▸ **Study material**
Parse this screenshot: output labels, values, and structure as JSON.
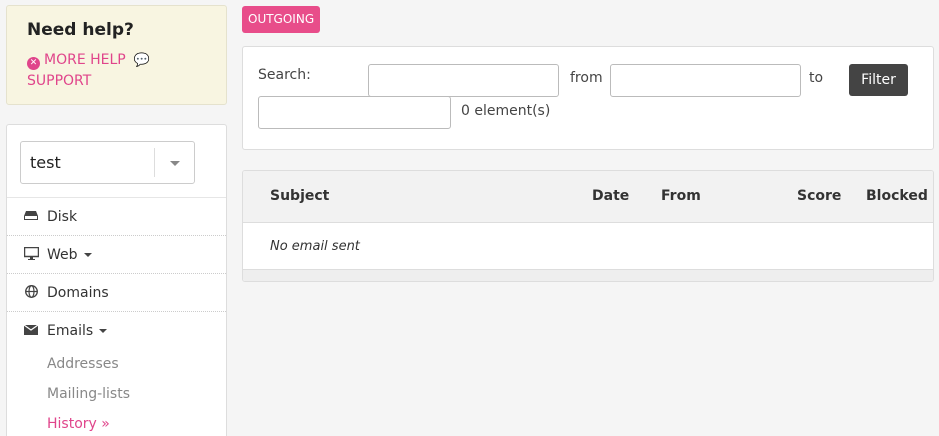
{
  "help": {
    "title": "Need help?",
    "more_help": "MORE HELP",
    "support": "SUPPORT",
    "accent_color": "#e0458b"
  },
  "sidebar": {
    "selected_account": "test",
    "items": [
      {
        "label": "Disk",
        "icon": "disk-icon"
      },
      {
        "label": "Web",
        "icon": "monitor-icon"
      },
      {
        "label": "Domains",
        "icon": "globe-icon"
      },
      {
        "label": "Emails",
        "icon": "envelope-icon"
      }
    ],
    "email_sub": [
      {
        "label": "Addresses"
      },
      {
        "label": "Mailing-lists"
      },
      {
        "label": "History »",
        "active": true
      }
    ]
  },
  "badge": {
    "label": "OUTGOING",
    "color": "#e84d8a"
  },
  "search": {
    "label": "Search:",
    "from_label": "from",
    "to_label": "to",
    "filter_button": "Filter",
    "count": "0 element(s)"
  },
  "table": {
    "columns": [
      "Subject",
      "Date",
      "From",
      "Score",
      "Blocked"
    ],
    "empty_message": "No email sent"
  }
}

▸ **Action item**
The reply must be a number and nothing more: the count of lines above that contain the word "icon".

▸ **The answer**
4